Welcome to Real Scientists! Can you tell us a bit about how you got to where you are now?
My path into science is not traditional, I originally went to college with hopes of owning my own wedding planning business. As we all know, life has a funny way of leading you in the right direction. Growing up my grandmother suffered from rheumatoid arthritis and was always taking medications. I remember wondering, how our bodies could process and use pharmaceuticals. I found this curiosity to be my true passion and began to explore career opportunities that would allow me to satisfy this curiosity. My thought was that I would go to Pharmacy school but to my surprise, a requirement for my undergraduate degree was research experience. To satisfy this requirement, I was involved in several research projects as an undergrad including work in my current lab. Throughout several internships and work with professors at Rockhurst University, I found I LOVED being in the lab, working at the bench, and synthesizing new ideas. After a long time of searching, I knew this was the job for me and applied to graduate school.
What does your lab work on, and how did you get started?
We study the kinetics and regulation of cilia assembly and cytoskeletal dynamics using Chlamydomonas reinhardtii (a type of green algae) as our model organism. When I first joined my lab as an undergraduate, I had never heard of Chlamydomonas reinhardtii . My mentor, Dr. Prachee Avasthi, was so excited about the research that her enthusiasm was contagious. When people ask why I chose to work on Chlamy (as we like to call them), I like to say it chose me! I knew from the moment I met Dr. Avasthi that she was the perfect mentor for me and from there I began to learn everything about Chlamy. The more I learned, the more curious I became about how these sensory antennas assemble. The excitement of new discoveries in these single celled green algae keep me motivated.
What is your research studying specifically?
Nearly all of the cells in the human body have an antenna-like structure called a cilia. Our cells use this “antenna” for movement, movement of fluids, and for sensing signals outside the cells. Using our model organism, Chlamydomonas reinhardtii, we can study the assembly and kinetics of this structure. My research centers around understanding the role of actin, a component thought to play a role in the assembly of this structure, in ciliary assembly. We have new and exciting data we are working on finishing up! If you would like to read more, please follow this link to the pre-print. https://www.biorxiv.org/content/early/2018/12/03/227553

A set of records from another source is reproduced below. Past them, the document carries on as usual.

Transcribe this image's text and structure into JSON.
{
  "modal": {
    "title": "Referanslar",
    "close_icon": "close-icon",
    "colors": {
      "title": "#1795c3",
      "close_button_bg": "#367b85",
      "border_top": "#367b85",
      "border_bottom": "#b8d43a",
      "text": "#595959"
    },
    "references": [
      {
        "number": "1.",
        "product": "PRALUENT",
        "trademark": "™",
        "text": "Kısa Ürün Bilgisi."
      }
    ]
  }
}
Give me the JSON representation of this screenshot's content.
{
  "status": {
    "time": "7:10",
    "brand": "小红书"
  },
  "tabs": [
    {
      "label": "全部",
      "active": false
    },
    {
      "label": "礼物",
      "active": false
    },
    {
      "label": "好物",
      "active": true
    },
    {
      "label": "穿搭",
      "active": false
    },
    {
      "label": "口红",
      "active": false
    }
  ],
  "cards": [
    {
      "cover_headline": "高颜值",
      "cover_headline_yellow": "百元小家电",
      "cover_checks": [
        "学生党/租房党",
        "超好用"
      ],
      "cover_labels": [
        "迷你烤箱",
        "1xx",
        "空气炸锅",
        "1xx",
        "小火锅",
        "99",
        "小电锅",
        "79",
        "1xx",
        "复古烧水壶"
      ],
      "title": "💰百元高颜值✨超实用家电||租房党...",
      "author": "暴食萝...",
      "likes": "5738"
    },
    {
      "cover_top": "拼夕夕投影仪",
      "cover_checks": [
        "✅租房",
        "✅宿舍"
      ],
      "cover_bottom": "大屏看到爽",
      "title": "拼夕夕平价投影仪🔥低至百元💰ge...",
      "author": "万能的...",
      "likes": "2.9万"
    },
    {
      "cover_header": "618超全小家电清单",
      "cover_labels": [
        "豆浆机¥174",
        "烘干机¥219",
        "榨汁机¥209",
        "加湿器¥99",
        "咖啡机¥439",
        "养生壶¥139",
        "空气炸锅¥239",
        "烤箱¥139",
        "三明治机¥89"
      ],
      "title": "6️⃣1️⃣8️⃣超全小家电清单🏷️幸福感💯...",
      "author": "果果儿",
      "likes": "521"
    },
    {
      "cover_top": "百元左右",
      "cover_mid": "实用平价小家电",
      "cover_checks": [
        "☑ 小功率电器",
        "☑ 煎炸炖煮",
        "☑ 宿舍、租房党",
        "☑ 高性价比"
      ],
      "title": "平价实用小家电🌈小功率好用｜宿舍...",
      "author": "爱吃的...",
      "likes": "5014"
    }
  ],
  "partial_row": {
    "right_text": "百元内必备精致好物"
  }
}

What do you want people to know about Chlamy and your work?
Everyone has cilia on their cells and defects in this structure can cause many diseases, termed ciliopathies. While, my current research is not trying to answer disease-related questions, the biological questions we are asking will help us and many others understand possible avenues to try and treat people with such diseases.
Super cool! What do you do when you’re not in the lab?
In May of last year, two of my classmates and I founded @GradStudentSlack and we are humbled by how this community has grown in such a short time and are continuously reminded that the graduate student community across the world is very supportive. I love music and spending time with people I love! So, if I have some free time you will likely find me at a concert. If not I am usually spending time with husband, pets and friends. The most interesting thing about me probably is that I have a pet pig! His name is Henry! Along with Henry, my husband and I have 2 dogs and 1 cat. Also, I love to travel so tweet to let me know your favorite places!
What does a perfect day off look like for you?
Wake up as the sun rises and enjoy a cup of coffee, watch the news, go to breakfast, go somewhere new and exciting (in town or within a short day trip distance), and end up at dinner with my husband and friends or at a concert!
Welcome to Real Scientists, Brittany Jack!